It can be painful to focus on all the things you cannot do with your loved one who is away (the drawbacks
of a long-distance relationship). But you can shift your perspective and choose to see the flip side of the coin: the benefits
of a long-distance relationship.
7. Budget for travel
You can ease the financial strain of travel expenses by budgeting for it. Decide how much money you are able or willing to spend on travel, and be sure to set aside that money. Consider it an investment in your relationship with your loved one.
8. Set realistic expectations around face-to-face meetings
Remember that life is made up of both mundane and magical moments; you can make them ALL count by being fully present and grateful.
Manage your expectations around face-to-face meetings by accepting that they will consist of both magical and mundane moments.
So, how do you feel about long-distance relationships now?
Do you think you are now in a better position to manage them?
I am personally in a long distance relationship with my youngest son, who is studying in London and many weeks my husband is in Johannesburg at his business, while I stay in the Winelands. I experience the impact of LDR (long distance relationships) on a daily/weekly basis. My own challenges with it prompted me to write this blog.
Drop me an email at firstname.lastname@example.org
or WhatsApp me if you want the long-distance relationship(s) in your life to thrive and would like some guidance. You are also welcome to share with me the LDR you are experiencing and how it is for you. We are in the same boat.
Whether you are in a long-distance relationship with a partner, child, parent, or dear friend, I know how important it is to feel connected and in touch with the special person(s) in your life.

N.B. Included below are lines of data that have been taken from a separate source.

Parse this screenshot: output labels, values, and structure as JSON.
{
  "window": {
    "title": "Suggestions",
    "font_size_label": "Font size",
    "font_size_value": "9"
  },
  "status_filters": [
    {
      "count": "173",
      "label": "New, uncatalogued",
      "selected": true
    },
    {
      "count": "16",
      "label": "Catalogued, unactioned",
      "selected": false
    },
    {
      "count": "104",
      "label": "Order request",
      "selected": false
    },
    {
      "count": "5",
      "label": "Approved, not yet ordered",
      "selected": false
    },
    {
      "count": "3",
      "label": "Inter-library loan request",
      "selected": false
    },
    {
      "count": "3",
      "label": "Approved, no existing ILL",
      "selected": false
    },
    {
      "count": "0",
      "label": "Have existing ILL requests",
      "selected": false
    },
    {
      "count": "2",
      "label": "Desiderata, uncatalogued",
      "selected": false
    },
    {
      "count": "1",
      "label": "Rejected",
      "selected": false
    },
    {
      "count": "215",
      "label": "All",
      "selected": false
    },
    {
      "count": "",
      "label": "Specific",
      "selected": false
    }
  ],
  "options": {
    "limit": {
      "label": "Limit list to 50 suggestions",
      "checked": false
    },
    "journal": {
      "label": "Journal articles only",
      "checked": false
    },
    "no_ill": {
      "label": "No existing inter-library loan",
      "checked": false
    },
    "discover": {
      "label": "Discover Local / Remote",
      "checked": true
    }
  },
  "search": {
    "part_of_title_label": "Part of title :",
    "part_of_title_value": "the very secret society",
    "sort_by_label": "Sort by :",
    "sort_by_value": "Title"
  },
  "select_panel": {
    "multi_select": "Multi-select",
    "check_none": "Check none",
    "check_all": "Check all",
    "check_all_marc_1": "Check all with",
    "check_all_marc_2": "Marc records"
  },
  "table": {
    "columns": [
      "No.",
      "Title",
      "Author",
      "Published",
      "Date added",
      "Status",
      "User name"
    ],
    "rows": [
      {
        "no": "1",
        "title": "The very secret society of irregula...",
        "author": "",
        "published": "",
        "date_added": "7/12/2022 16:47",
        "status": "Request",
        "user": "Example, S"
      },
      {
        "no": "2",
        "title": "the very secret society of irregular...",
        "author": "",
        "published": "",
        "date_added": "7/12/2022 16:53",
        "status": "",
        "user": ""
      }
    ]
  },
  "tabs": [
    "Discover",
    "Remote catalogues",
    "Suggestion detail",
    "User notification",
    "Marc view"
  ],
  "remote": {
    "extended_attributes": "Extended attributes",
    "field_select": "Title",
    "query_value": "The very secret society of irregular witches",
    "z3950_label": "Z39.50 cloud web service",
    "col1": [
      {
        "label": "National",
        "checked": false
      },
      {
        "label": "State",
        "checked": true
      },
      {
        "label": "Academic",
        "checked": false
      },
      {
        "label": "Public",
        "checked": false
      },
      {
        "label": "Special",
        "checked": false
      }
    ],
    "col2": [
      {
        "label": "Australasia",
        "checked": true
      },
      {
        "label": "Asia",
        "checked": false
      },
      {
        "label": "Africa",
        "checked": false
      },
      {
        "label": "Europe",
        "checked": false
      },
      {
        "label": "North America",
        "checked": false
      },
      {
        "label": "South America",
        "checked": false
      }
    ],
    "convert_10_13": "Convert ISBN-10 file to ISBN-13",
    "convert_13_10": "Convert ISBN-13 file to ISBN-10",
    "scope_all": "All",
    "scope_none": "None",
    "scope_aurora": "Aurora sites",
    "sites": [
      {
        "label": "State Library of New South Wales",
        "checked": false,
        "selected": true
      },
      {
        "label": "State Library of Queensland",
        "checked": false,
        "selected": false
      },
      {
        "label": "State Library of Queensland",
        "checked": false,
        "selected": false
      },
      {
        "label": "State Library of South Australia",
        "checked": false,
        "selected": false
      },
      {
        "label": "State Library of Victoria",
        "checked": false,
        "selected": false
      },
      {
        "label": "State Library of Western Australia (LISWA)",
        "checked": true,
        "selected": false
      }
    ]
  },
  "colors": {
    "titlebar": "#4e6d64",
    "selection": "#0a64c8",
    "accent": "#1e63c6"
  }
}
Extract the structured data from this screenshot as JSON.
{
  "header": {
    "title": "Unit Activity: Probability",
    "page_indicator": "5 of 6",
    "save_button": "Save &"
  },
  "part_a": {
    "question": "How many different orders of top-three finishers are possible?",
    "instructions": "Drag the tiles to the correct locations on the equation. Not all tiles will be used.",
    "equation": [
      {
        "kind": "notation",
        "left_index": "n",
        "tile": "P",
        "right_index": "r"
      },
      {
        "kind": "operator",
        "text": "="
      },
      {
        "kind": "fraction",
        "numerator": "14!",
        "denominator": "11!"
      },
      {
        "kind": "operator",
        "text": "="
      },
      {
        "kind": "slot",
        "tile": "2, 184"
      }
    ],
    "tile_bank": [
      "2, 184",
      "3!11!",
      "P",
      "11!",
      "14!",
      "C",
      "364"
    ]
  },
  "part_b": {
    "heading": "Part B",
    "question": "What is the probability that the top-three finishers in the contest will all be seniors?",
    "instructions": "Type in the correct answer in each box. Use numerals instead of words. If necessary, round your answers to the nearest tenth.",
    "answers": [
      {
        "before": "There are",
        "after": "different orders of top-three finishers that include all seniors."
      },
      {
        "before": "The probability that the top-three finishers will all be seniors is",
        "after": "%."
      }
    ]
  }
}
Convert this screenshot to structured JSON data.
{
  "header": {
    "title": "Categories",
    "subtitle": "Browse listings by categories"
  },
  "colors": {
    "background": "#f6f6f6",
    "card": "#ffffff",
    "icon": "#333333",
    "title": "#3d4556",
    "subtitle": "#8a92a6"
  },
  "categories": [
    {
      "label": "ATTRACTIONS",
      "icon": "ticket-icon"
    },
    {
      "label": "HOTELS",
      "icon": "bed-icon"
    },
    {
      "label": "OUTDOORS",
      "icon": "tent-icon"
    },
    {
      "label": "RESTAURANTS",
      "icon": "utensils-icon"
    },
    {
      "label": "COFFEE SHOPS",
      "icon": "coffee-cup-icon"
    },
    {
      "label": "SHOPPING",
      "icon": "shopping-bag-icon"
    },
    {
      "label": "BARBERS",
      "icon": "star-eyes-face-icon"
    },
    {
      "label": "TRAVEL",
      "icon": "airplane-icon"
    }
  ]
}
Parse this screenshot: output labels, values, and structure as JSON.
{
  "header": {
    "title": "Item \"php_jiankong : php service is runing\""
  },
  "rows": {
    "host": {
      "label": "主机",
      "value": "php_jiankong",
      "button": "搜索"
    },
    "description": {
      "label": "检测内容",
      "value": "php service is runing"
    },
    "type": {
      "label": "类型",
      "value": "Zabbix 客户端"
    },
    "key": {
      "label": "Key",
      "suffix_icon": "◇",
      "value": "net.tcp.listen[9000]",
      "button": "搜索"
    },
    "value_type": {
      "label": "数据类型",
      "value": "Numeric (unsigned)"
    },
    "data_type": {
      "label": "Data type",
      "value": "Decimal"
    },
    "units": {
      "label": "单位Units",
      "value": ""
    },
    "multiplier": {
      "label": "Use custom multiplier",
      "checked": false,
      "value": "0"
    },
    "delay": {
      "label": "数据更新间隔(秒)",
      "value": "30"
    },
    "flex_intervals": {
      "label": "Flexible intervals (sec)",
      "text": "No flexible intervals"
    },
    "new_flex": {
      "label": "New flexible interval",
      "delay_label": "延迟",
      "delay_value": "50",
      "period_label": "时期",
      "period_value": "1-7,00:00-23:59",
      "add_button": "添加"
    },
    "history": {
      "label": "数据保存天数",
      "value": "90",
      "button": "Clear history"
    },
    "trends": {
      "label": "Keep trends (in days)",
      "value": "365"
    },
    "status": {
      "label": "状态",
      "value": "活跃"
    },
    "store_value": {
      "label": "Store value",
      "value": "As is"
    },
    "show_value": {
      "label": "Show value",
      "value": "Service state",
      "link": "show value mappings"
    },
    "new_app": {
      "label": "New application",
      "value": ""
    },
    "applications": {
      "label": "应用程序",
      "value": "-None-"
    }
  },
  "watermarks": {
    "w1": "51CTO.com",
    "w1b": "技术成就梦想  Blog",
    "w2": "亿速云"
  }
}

Have a chat with me, and let’s see how we can make your desire a reality.
From my heart to yours,